(Entries from a dataset of interfaces)
•••••

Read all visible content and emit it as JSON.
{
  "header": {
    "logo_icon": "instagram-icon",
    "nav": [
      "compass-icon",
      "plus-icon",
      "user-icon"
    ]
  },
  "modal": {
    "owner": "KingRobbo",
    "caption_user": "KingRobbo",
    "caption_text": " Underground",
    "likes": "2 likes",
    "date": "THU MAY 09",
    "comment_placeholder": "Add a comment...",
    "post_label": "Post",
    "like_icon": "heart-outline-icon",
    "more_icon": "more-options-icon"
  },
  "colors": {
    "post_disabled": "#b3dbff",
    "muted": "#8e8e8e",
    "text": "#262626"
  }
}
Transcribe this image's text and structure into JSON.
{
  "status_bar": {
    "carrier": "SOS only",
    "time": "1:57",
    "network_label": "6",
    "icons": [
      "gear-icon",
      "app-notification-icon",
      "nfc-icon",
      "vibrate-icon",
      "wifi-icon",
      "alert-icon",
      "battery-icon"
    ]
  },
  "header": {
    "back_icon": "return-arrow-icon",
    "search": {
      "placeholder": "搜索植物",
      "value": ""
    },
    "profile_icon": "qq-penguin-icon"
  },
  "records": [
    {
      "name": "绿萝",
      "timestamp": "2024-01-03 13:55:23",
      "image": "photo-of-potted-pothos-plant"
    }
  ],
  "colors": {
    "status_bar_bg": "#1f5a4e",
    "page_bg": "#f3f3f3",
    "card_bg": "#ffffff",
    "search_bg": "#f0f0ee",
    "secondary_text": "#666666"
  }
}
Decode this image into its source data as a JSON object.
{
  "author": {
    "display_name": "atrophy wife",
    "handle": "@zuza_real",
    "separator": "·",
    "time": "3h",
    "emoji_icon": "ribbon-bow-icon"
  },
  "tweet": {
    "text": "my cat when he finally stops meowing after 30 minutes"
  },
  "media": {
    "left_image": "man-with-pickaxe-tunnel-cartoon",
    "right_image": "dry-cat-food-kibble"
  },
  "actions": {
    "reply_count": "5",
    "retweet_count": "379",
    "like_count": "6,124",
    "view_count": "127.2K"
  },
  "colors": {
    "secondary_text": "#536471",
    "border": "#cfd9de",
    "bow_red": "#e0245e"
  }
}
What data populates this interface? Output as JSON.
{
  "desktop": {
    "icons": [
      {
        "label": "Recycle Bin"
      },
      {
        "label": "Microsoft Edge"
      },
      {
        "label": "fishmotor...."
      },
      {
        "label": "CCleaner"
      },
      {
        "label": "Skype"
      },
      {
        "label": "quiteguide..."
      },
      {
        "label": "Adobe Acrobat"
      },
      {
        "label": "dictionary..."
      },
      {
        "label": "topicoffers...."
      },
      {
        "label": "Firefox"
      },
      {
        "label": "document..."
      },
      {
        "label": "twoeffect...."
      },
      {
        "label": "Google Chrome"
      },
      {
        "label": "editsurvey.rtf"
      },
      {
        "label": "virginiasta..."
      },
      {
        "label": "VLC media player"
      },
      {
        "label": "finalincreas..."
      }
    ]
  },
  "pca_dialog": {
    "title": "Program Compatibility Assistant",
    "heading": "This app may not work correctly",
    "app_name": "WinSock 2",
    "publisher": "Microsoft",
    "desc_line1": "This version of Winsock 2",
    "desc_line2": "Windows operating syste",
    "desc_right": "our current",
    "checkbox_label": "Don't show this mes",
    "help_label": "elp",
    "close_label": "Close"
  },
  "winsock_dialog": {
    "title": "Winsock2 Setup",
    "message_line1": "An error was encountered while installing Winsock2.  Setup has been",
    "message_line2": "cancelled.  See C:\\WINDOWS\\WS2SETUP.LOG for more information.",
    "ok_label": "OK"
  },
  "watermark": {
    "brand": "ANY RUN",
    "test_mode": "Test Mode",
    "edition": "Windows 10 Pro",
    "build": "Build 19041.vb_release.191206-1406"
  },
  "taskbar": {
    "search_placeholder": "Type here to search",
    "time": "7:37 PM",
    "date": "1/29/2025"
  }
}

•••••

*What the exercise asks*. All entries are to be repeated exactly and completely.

*Output for this exercise*.
Read all visible content and emit it as JSON.
{
  "header": {
    "logo_icon": "instagram-icon",
    "nav": [
      "compass-icon",
      "plus-icon",
      "user-icon"
    ]
  },
  "modal": {
    "owner": "KingRobbo",
    "caption_user": "KingRobbo",
    "caption_text": " Underground",
    "likes": "2 likes",
    "date": "THU MAY 09",
    "comment_placeholder": "Add a comment...",
    "post_label": "Post",
    "like_icon": "heart-outline-icon",
    "more_icon": "more-options-icon"
  },
  "colors": {
    "post_disabled": "#b3dbff",
    "muted": "#8e8e8e",
    "text": "#262626"
  }
}
Transcribe this image's text and structure into JSON.
{
  "status_bar": {
    "carrier": "SOS only",
    "time": "1:57",
    "network_label": "6",
    "icons": [
      "gear-icon",
      "app-notification-icon",
      "nfc-icon",
      "vibrate-icon",
      "wifi-icon",
      "alert-icon",
      "battery-icon"
    ]
  },
  "header": {
    "back_icon": "return-arrow-icon",
    "search": {
      "placeholder": "搜索植物",
      "value": ""
    },
    "profile_icon": "qq-penguin-icon"
  },
  "records": [
    {
      "name": "绿萝",
      "timestamp": "2024-01-03 13:55:23",
      "image": "photo-of-potted-pothos-plant"
    }
  ],
  "colors": {
    "status_bar_bg": "#1f5a4e",
    "page_bg": "#f3f3f3",
    "card_bg": "#ffffff",
    "search_bg": "#f0f0ee",
    "secondary_text": "#666666"
  }
}
Decode this image into its source data as a JSON object.
{
  "author": {
    "display_name": "atrophy wife",
    "handle": "@zuza_real",
    "separator": "·",
    "time": "3h",
    "emoji_icon": "ribbon-bow-icon"
  },
  "tweet": {
    "text": "my cat when he finally stops meowing after 30 minutes"
  },
  "media": {
    "left_image": "man-with-pickaxe-tunnel-cartoon",
    "right_image": "dry-cat-food-kibble"
  },
  "actions": {
    "reply_count": "5",
    "retweet_count": "379",
    "like_count": "6,124",
    "view_count": "127.2K"
  },
  "colors": {
    "secondary_text": "#536471",
    "border": "#cfd9de",
    "bow_red": "#e0245e"
  }
}
What data populates this interface? Output as JSON.
{
  "desktop": {
    "icons": [
      {
        "label": "Recycle Bin"
      },
      {
        "label": "Microsoft Edge"
      },
      {
        "label": "fishmotor...."
      },
      {
        "label": "CCleaner"
      },
      {
        "label": "Skype"
      },
      {
        "label": "quiteguide..."
      },
      {
        "label": "Adobe Acrobat"
      },
      {
        "label": "dictionary..."
      },
      {
        "label": "topicoffers...."
      },
      {
        "label": "Firefox"
      },
      {
        "label": "document..."
      },
      {
        "label": "twoeffect...."
      },
      {
        "label": "Google Chrome"
      },
      {
        "label": "editsurvey.rtf"
      },
      {
        "label": "virginiasta..."
      },
      {
        "label": "VLC media player"
      },
      {
        "label": "finalincreas..."
      }
    ]
  },
  "pca_dialog": {
    "title": "Program Compatibility Assistant",
    "heading": "This app may not work correctly",
    "app_name": "WinSock 2",
    "publisher": "Microsoft",
    "desc_line1": "This version of Winsock 2",
    "desc_line2": "Windows operating syste",
    "desc_right": "our current",
    "checkbox_label": "Don't show this mes",
    "help_label": "elp",
    "close_label": "Close"
  },
  "winsock_dialog": {
    "title": "Winsock2 Setup",
    "message_line1": "An error was encountered while installing Winsock2.  Setup has been",
    "message_line2": "cancelled.  See C:\\WINDOWS\\WS2SETUP.LOG for more information.",
    "ok_label": "OK"
  },
  "watermark": {
    "brand": "ANY RUN",
    "test_mode": "Test Mode",
    "edition": "Windows 10 Pro",
    "build": "Build 19041.vb_release.191206-1406"
  },
  "taskbar": {
    "search_placeholder": "Type here to search",
    "time": "7:37 PM",
    "date": "1/29/2025"
  }
}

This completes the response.